--- START ---
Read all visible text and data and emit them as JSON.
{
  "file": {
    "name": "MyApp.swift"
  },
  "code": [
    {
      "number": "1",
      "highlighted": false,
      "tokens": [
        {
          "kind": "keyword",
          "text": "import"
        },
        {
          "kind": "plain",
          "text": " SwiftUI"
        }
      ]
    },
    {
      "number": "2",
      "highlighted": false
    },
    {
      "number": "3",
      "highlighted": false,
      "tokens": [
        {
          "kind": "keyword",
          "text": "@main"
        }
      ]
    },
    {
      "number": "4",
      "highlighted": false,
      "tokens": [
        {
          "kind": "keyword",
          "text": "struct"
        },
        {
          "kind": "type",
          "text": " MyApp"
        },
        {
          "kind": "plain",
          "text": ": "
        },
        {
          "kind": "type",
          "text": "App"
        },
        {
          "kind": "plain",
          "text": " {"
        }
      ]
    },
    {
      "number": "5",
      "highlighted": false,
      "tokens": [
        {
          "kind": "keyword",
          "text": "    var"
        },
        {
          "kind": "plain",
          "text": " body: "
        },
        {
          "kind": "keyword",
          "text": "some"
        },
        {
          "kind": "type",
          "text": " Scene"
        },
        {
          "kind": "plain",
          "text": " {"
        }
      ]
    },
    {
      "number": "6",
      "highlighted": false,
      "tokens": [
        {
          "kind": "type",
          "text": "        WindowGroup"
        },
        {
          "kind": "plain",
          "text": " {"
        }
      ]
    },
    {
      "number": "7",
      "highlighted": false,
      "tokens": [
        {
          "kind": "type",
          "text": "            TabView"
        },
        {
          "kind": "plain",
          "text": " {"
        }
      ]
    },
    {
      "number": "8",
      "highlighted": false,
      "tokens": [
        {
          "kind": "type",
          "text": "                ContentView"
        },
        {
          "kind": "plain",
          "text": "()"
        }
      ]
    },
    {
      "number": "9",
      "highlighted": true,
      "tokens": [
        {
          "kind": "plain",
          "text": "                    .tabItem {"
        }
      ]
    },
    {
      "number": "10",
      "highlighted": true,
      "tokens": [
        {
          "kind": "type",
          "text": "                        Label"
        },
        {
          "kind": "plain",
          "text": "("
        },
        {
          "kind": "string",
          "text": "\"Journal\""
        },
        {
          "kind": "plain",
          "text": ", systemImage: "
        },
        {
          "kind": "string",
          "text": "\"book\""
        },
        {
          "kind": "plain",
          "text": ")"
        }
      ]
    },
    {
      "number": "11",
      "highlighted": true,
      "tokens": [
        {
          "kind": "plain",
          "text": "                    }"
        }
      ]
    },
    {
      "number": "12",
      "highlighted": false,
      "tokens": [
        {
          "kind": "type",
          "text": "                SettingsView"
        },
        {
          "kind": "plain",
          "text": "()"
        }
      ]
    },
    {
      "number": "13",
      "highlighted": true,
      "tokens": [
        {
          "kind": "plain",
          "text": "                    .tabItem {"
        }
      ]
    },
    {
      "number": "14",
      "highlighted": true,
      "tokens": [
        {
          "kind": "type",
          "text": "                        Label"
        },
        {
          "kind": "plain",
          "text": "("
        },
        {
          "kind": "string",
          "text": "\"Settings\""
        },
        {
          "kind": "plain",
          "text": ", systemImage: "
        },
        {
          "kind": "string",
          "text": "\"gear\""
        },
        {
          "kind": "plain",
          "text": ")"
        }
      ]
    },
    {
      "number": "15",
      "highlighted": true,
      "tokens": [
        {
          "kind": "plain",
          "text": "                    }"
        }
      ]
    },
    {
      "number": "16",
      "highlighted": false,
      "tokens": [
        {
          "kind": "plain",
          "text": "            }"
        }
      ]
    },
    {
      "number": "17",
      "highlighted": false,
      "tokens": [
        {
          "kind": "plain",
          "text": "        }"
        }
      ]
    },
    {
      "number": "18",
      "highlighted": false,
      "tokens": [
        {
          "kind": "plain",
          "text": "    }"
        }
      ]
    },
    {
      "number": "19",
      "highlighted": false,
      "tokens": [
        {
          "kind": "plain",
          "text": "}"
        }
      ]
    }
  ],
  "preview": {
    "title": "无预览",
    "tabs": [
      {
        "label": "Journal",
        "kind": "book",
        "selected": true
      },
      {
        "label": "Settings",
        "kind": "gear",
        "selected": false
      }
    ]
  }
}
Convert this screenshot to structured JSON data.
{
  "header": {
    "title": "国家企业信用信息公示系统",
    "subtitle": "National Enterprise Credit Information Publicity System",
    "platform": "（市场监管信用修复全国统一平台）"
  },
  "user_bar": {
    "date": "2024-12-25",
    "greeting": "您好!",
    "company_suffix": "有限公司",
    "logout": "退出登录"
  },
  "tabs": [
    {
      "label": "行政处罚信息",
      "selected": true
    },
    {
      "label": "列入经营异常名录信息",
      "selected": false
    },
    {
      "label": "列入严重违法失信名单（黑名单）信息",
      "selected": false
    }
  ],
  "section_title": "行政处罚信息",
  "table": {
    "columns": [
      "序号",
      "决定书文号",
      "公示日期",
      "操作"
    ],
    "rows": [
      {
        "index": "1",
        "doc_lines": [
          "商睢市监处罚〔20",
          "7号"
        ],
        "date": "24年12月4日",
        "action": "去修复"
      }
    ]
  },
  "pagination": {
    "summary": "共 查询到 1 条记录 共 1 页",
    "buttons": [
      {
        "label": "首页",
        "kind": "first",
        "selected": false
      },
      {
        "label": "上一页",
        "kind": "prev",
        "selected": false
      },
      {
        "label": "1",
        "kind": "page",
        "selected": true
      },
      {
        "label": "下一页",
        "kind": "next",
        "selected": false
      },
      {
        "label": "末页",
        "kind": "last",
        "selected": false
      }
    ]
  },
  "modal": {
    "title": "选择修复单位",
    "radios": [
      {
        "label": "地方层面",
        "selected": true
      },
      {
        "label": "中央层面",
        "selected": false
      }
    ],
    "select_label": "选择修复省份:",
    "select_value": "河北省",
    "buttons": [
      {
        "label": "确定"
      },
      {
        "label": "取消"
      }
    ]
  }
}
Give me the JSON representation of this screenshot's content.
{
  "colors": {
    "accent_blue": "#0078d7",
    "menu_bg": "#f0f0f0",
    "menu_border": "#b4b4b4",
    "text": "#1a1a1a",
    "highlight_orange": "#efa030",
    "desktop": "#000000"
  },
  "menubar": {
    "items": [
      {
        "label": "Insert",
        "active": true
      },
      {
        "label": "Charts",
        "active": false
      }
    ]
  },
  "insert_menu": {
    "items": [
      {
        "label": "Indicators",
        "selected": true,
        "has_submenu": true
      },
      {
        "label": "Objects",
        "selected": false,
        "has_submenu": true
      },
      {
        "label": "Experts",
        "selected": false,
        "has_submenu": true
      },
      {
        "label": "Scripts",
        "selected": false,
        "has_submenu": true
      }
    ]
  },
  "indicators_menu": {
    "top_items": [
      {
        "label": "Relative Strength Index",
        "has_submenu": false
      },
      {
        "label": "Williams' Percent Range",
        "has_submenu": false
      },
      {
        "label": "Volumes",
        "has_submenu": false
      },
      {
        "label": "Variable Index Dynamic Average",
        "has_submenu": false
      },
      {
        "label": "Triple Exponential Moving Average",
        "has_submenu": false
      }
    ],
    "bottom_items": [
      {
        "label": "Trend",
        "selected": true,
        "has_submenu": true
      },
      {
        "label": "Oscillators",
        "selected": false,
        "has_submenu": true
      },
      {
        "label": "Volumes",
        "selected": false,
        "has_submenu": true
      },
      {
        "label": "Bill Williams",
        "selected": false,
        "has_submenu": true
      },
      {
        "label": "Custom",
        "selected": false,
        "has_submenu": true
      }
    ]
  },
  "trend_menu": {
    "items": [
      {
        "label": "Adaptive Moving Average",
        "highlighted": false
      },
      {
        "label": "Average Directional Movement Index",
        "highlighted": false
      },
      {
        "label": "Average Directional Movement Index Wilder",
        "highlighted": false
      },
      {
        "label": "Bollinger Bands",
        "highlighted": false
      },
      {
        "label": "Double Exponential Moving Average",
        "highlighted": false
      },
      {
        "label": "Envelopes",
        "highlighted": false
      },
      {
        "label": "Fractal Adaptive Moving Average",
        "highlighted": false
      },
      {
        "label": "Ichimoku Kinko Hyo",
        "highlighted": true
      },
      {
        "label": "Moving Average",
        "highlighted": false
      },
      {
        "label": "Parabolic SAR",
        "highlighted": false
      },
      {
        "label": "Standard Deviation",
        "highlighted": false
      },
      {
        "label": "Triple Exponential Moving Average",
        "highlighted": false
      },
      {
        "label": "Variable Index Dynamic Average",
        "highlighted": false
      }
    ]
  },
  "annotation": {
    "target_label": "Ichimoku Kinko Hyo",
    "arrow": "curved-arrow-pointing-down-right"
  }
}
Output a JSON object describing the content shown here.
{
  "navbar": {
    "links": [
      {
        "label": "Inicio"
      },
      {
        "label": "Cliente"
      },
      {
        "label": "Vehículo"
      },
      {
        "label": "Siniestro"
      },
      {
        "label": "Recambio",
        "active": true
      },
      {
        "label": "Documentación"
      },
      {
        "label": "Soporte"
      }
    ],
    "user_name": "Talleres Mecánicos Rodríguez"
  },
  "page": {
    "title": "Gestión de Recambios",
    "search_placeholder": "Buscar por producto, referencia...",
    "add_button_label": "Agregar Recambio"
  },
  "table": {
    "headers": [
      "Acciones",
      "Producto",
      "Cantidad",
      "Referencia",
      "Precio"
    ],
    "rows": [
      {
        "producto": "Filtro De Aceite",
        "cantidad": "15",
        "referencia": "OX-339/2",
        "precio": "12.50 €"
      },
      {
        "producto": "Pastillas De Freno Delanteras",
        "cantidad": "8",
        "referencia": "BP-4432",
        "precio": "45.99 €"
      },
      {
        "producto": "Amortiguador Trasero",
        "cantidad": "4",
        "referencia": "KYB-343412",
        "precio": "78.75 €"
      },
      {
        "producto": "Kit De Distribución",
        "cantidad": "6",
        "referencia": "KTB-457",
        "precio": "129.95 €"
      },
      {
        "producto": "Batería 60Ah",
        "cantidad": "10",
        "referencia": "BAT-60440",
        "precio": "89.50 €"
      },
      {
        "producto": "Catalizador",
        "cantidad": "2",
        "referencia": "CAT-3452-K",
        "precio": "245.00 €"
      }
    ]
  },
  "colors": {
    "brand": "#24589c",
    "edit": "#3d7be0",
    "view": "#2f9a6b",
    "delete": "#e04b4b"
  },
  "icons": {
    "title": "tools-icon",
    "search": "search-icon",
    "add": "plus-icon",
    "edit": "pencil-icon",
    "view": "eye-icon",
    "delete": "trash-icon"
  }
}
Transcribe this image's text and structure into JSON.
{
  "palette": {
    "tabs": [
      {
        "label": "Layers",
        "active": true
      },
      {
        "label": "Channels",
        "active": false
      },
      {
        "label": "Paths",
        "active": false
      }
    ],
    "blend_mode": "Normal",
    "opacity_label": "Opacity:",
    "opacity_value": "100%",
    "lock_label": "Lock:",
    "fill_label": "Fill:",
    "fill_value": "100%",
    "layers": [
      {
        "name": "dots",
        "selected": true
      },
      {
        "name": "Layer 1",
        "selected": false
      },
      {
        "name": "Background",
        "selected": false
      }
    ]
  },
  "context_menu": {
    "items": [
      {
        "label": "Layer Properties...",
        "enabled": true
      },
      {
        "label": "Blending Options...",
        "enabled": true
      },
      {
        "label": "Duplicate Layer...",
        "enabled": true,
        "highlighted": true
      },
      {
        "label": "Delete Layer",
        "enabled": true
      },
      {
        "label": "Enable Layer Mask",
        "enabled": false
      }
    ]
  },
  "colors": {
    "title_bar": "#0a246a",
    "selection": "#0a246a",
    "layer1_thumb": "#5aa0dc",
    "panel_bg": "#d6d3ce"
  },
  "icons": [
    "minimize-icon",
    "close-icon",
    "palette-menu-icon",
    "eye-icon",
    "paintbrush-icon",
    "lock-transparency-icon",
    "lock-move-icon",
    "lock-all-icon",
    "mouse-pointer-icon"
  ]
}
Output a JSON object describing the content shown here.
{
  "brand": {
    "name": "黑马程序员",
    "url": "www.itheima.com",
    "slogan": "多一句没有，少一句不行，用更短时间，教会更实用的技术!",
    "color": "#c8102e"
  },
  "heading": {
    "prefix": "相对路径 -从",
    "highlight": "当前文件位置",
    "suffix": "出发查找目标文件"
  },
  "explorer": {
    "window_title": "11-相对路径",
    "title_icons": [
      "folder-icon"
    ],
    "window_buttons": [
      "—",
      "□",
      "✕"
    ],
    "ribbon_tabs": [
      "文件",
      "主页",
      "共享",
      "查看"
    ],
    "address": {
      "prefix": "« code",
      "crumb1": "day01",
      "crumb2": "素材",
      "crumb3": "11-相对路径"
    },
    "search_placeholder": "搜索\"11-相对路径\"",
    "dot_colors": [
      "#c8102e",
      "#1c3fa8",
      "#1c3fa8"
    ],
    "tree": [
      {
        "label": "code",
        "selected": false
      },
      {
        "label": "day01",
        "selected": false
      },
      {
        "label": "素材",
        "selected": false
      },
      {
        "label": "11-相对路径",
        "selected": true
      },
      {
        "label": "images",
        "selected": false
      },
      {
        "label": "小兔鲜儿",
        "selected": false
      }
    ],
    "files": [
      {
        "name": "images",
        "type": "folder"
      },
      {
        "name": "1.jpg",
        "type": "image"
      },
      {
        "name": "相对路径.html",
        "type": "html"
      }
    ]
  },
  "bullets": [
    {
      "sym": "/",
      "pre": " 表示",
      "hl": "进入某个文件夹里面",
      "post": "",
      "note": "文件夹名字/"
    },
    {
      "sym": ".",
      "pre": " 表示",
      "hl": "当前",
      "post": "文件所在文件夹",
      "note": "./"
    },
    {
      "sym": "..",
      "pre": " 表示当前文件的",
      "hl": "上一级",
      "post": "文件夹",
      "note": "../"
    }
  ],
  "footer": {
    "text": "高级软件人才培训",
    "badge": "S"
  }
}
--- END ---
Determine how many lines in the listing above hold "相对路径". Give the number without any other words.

6